Editor’s Note: Originally scheduled for Aug. 31, the launch attempt was delayed by SpaceX twice, before proceeding successfully Sept. 2. This story has been updated.
Nearly five months after the Space Development Agency celebrated the first launch of its massive planned satellite constellation in low-Earth orbit, the organization got their their second go-around Sept. 2.
Thirteen satellites from Tranche 0 of the Proliferated Warfighter Space Architecture headed into orbit from Vandenberg Space Force Base, Calif., on a SpaceX Falcon 9 rocket at around 7:30 a.m. local time.
Originally, the launch was scheduled for June, but a combination of factors pushed it backward—just as the first launch was delayed as well. Tranche 0 program director Mike Eppolito cited several reasons for both delays in a briefing with reporters Aug. 30: policy hurdles, delayed deliveries, and severe weather. Moving forward, Eppolito expressed confidence that as the agency procures more tranches and sets more launches, some of those issues will ease.
If for some reason the Aug. 31 launch is called off, there is a backup window available Sept. 1 at 7:26 a.m. Pacific time. The 13 satellites set to go up include:
- 10 data transport satellite manufactured by Lockheed Martin
- One data transport satellite from York Space Systems
- Two missile tracking satellites from SpaceX
Combined with the 10 that went up in early April, that will round out most of Tranche 0, which officials have dubbed the “warfighter immersion tranche,” as it will demonstrate capabilities that later tranches will operationalize and give service members the opportunity to work with the systems and understand their capabilities.
Originally, Tranche 0 was set to take only two launches. However, SDA officials told reporters they have changed their plans to include a third launch before the end of 2023, including four missile tracking satellites from L3Harris. That launch will be a collaboration with Missile Defense Agency, which is launching its own missile-tracking satellites as part of the Hypersonic and Ballistic Tracking Space Sensor program.
“The benefit of that will be that we’ll be able to see the same targets from both the MDA satellites and SDA satellites, demonstrating both the medium field-of-view and wide field-of-view tracking payloads all together on the same target,” Eppolito said. “So there’ll be tremendous benefit to having those satellites on that launch together with MDA.”
Officials also said that since the first launch, they decided to keep a York data transport satellite on the ground as a testbed—meaning Tranche 0 will consist of 27 satellites in orbit, 19 for data transport and 8 for missile warning.
“We understand that software development and the application that we’re going to run on board are going to be a critical enabling element for PWSA,” Eppolito said. “So we believe that having that testbed on the ground will pay off for both the current tranche in terms of demonstrating things before we update the [space vehicles] on orbit.

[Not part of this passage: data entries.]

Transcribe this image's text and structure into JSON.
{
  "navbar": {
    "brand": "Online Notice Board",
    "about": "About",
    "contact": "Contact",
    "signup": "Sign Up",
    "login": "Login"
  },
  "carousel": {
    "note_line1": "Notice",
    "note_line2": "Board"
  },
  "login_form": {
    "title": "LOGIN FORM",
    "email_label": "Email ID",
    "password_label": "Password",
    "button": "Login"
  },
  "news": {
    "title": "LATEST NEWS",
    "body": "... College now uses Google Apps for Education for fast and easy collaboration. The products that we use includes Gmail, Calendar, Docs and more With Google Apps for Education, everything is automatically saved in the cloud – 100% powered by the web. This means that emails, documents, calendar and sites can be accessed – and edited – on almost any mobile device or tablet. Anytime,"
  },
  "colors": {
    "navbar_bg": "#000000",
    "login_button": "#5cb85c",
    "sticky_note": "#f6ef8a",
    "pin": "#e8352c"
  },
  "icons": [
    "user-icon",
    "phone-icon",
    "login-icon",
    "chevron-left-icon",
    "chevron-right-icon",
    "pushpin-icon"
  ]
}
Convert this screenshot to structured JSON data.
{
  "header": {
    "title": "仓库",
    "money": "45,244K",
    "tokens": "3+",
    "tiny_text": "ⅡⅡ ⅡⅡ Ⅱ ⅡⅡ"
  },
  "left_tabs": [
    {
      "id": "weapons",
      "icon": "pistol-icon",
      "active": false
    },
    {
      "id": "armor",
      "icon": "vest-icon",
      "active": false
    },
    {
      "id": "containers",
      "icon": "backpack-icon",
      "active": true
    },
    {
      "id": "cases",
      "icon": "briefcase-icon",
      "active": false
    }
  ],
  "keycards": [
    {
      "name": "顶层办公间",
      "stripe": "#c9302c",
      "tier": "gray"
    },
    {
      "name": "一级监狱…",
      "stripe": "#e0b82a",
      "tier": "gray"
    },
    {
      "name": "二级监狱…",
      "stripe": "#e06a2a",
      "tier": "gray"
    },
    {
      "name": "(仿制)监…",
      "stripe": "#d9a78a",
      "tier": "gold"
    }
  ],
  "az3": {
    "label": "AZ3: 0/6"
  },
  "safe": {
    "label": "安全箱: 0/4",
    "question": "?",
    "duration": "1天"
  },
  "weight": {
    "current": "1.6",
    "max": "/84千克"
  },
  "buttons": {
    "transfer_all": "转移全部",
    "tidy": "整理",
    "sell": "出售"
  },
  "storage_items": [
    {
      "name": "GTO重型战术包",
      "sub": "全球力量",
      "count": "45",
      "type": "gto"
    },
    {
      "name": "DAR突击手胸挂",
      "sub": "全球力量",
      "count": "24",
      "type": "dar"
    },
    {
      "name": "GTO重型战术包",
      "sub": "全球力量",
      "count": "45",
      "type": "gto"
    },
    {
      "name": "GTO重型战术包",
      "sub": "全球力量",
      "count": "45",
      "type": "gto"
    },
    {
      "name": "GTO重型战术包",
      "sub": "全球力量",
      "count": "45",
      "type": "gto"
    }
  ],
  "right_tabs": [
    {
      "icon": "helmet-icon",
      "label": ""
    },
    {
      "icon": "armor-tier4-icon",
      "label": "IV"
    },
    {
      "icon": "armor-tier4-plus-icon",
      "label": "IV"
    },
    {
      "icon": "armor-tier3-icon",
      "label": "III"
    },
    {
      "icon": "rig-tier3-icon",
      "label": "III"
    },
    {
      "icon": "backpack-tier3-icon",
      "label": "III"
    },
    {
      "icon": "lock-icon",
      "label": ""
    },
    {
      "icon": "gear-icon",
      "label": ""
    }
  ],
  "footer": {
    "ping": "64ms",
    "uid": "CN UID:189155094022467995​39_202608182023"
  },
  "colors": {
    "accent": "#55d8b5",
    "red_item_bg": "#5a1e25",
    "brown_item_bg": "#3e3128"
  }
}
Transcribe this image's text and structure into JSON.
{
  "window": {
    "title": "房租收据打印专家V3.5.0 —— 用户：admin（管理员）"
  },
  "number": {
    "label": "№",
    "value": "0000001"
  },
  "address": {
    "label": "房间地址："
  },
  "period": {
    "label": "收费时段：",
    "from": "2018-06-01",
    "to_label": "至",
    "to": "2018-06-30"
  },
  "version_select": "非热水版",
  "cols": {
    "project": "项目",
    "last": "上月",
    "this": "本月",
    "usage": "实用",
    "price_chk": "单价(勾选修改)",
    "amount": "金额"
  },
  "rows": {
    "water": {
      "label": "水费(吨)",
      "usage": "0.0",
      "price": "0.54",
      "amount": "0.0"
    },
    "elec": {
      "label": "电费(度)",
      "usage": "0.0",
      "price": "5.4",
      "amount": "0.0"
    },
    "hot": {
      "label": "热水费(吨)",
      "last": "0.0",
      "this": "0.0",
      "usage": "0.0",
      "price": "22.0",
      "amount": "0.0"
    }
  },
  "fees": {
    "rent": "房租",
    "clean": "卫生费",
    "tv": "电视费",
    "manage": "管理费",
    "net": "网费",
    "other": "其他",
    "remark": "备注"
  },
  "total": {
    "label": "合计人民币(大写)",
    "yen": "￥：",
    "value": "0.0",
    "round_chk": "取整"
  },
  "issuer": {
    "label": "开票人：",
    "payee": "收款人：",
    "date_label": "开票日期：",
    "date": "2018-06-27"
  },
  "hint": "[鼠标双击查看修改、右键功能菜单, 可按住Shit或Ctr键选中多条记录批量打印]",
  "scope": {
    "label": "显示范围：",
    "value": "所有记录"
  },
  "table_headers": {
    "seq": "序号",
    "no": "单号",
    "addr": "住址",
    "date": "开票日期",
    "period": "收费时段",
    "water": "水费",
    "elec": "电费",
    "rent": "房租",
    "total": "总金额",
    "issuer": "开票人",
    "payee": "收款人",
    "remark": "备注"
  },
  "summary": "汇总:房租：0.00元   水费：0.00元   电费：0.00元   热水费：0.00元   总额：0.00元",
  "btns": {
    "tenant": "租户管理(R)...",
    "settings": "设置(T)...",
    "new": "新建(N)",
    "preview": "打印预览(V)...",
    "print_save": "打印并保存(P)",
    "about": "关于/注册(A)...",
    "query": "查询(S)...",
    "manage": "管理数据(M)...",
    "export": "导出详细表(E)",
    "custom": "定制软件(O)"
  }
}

It will also be able to be used for future tranches in terms of learning on that satellite, which could then be applied to future tranches.”
While the second batch of Tranche 0 is set to go up, the first batch are still getting going. In June, SDA announced it had received its first images from the missile tracking satellites, but the data transport satellites, which will be crucial for connecting sensors and shooters around the globe, have yet to maneuver to their final intended orbit or tested their ability to relay data to the ground using Link 16, the military’s tactical data network.
“We have some outstanding policy issues that are holding that up,” Eppolito said of the Link 16 tests. “But from a technical standpoint, we’ve gotten through all the checkout leading up until that policy hurdle. As soon as we get approval there, we plan to move forward with that checkout.”
Officials in the Pentagon and Congress are watching Tranche 0 closely as a proof of concept for SDA’s unique approach, which is defined by rapid timelines, numerous small spacecraft, and increased contractor competition. The first eight satellites went from contract to orbit in two and a half years, extremely fast for a military space program. SDA has already started awarding contracts for Tranche 2 and assigning launches for Tranche 1, with the hope of fielding new capabilities every two years and a steady stream of launches throughout.